Provided data>
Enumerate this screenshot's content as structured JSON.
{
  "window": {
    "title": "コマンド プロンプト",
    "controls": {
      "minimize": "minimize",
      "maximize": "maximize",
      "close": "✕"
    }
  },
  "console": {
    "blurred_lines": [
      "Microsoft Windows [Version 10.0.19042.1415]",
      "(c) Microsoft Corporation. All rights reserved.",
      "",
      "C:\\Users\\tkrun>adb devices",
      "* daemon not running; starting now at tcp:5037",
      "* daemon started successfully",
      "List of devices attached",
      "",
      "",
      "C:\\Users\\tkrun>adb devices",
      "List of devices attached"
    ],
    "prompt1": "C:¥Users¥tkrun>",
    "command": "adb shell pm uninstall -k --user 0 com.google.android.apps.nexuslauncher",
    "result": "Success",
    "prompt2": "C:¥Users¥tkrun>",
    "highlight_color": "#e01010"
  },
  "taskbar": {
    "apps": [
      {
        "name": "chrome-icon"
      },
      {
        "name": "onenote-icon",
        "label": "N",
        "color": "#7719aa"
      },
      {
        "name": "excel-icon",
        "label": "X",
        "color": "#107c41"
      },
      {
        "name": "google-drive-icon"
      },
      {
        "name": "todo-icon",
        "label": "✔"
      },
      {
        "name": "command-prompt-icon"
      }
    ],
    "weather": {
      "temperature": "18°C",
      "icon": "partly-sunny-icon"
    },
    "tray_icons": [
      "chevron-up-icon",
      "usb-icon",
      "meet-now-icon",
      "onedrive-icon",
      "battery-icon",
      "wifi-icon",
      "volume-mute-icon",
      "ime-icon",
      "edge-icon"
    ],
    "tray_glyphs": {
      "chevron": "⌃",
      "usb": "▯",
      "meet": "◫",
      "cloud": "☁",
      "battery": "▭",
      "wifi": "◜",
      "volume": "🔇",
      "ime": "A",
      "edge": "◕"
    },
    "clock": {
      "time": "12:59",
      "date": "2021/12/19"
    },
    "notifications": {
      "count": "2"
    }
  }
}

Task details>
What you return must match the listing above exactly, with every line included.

Task result>
Enumerate this screenshot's content as structured JSON.
{
  "window": {
    "title": "コマンド プロンプト",
    "controls": {
      "minimize": "minimize",
      "maximize": "maximize",
      "close": "✕"
    }
  },
  "console": {
    "blurred_lines": [
      "Microsoft Windows [Version 10.0.19042.1415]",
      "(c) Microsoft Corporation. All rights reserved.",
      "",
      "C:\\Users\\tkrun>adb devices",
      "* daemon not running; starting now at tcp:5037",
      "* daemon started successfully",
      "List of devices attached",
      "",
      "",
      "C:\\Users\\tkrun>adb devices",
      "List of devices attached"
    ],
    "prompt1": "C:¥Users¥tkrun>",
    "command": "adb shell pm uninstall -k --user 0 com.google.android.apps.nexuslauncher",
    "result": "Success",
    "prompt2": "C:¥Users¥tkrun>",
    "highlight_color": "#e01010"
  },
  "taskbar": {
    "apps": [
      {
        "name": "chrome-icon"
      },
      {
        "name": "onenote-icon",
        "label": "N",
        "color": "#7719aa"
      },
      {
        "name": "excel-icon",
        "label": "X",
        "color": "#107c41"
      },
      {
        "name": "google-drive-icon"
      },
      {
        "name": "todo-icon",
        "label": "✔"
      },
      {
        "name": "command-prompt-icon"
      }
    ],
    "weather": {
      "temperature": "18°C",
      "icon": "partly-sunny-icon"
    },
    "tray_icons": [
      "chevron-up-icon",
      "usb-icon",
      "meet-now-icon",
      "onedrive-icon",
      "battery-icon",
      "wifi-icon",
      "volume-mute-icon",
      "ime-icon",
      "edge-icon"
    ],
    "tray_glyphs": {
      "chevron": "⌃",
      "usb": "▯",
      "meet": "◫",
      "cloud": "☁",
      "battery": "▭",
      "wifi": "◜",
      "volume": "🔇",
      "ime": "A",
      "edge": "◕"
    },
    "clock": {
      "time": "12:59",
      "date": "2021/12/19"
    },
    "notifications": {
      "count": "2"
    }
  }
}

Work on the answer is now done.